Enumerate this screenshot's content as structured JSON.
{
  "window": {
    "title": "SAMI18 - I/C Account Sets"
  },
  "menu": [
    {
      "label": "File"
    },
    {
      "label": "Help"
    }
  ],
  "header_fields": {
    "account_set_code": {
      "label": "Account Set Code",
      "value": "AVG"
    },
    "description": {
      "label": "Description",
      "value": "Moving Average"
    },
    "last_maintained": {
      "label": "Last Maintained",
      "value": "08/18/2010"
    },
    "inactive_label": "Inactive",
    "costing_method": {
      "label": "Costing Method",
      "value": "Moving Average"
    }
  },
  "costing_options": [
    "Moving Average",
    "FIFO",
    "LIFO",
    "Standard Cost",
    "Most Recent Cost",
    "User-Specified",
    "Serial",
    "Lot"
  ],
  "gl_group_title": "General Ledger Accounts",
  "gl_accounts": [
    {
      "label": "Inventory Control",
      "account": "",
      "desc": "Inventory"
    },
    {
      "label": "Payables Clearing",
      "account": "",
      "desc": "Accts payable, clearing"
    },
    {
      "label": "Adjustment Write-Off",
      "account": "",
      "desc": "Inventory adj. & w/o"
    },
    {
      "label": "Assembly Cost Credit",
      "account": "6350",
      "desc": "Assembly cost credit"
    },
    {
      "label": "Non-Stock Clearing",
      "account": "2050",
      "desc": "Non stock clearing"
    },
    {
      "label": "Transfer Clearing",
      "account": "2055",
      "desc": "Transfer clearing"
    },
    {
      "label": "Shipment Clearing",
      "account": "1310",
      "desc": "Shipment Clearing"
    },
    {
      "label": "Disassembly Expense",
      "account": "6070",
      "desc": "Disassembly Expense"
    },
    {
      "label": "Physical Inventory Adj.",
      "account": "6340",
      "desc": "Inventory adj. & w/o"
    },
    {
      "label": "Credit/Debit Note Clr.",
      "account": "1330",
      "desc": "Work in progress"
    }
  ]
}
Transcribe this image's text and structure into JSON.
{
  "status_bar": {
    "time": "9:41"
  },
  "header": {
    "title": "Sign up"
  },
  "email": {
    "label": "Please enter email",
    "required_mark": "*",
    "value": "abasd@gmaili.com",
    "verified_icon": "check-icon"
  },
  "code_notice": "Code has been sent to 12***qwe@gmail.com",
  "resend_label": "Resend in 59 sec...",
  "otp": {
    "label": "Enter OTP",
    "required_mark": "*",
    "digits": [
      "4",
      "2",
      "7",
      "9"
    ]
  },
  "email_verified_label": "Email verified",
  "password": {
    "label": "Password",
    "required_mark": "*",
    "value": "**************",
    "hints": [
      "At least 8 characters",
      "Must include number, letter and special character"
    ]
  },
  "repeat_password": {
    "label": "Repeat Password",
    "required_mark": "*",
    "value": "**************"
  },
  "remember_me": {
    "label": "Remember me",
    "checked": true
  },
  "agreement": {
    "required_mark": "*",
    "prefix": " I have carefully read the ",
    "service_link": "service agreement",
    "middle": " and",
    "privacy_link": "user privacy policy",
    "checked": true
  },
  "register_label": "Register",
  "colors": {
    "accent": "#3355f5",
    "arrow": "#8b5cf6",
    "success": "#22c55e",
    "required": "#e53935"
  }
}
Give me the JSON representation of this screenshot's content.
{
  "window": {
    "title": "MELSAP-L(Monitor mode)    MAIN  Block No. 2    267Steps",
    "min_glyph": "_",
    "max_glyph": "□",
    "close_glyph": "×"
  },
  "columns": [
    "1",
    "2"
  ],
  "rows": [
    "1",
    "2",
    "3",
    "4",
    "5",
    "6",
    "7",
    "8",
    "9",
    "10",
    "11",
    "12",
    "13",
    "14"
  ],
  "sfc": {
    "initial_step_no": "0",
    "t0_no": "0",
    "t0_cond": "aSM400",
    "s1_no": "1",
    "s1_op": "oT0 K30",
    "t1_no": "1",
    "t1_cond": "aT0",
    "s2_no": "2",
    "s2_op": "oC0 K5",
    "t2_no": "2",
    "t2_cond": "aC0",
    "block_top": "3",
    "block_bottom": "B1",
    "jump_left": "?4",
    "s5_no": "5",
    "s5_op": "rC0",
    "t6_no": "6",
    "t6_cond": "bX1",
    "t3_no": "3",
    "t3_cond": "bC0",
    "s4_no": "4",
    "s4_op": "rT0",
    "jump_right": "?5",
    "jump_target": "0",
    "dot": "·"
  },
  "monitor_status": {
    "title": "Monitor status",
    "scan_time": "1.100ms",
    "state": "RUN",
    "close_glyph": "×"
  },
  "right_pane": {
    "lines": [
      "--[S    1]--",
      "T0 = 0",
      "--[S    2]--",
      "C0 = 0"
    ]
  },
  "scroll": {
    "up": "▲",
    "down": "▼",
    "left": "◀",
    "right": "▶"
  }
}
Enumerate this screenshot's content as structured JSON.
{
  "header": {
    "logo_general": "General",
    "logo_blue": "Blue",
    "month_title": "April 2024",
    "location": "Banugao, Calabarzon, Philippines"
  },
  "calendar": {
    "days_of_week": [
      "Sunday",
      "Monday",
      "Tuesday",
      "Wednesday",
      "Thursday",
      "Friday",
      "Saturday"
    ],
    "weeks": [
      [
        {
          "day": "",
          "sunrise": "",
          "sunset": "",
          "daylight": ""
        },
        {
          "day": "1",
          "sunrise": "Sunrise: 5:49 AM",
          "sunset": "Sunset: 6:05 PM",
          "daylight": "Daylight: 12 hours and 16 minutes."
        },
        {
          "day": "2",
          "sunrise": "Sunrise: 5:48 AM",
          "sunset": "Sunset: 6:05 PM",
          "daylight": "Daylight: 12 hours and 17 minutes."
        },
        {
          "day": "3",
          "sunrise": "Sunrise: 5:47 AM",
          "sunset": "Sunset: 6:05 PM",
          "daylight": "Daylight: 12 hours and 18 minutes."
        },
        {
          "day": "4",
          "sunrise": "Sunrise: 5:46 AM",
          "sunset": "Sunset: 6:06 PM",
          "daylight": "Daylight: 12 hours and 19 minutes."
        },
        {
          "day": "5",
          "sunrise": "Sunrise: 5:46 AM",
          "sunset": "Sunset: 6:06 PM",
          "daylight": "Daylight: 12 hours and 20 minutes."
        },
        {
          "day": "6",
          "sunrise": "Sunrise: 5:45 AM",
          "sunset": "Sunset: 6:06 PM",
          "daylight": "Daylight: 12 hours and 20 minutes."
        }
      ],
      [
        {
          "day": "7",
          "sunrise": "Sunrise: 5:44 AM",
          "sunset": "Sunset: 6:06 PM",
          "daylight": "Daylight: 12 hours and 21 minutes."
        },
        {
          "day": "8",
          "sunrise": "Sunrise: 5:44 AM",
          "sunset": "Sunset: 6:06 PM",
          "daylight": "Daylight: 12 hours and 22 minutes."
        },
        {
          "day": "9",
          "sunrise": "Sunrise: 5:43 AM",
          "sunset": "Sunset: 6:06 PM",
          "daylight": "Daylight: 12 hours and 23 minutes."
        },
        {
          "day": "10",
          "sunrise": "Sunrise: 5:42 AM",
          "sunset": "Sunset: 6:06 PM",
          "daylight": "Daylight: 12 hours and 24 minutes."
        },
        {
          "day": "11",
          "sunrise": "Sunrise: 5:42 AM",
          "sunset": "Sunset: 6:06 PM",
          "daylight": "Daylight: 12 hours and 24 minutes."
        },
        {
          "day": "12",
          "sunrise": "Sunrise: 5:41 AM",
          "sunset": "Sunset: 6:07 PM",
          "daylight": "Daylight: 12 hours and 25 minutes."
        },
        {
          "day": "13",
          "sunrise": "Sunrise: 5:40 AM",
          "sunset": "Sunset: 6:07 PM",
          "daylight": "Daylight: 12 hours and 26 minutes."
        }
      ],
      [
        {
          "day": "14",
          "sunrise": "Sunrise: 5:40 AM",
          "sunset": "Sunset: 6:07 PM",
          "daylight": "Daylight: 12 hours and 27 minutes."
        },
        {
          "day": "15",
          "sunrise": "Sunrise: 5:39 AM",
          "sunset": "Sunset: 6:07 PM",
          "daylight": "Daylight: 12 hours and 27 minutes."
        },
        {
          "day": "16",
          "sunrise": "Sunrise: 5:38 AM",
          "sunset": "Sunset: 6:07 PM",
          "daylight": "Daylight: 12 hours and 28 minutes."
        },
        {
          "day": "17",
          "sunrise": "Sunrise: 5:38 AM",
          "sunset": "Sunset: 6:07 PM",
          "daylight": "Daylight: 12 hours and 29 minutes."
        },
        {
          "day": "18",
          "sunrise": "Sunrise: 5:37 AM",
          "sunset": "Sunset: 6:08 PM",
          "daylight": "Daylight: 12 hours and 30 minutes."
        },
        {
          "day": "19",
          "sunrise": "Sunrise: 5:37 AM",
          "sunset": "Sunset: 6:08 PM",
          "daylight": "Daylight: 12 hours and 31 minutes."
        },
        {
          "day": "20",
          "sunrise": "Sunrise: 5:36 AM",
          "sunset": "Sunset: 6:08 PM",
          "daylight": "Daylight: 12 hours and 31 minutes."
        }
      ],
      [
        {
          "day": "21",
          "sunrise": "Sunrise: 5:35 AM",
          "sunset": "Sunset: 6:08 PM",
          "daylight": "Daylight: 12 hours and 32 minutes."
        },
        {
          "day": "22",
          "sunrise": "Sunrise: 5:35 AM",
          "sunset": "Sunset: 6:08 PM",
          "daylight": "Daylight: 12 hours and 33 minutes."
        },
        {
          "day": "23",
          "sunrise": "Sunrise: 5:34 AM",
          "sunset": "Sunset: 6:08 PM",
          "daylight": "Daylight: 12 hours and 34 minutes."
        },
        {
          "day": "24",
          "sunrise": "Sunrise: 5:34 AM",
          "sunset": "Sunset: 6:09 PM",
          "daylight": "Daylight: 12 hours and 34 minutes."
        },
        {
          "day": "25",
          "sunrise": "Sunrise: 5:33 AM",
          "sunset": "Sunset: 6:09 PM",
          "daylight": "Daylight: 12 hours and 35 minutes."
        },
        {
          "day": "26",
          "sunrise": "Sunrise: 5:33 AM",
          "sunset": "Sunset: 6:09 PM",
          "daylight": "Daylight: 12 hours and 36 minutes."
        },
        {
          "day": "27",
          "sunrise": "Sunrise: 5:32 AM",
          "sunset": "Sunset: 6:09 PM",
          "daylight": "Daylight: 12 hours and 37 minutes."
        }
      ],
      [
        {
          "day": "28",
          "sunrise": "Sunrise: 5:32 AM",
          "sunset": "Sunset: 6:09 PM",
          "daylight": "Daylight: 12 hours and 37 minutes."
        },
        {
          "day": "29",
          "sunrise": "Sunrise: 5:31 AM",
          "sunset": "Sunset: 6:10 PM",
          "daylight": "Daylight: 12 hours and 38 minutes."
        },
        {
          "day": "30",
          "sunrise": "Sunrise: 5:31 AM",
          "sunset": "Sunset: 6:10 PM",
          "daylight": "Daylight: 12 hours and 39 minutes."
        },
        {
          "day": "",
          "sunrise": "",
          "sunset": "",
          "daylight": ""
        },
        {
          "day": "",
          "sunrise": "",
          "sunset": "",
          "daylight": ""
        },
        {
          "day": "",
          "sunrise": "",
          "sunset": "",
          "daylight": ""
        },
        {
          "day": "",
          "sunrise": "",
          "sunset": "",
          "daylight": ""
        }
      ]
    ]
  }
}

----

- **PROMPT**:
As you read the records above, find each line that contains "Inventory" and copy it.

- **SOLUTION TO THIS PROBLEM**:
      "label": "Inventory Control",
      "desc": "Inventory"
      "desc": "Inventory adj. & w/o"
      "label": "Physical Inventory Adj.",
      "desc": "Inventory adj. & w/o"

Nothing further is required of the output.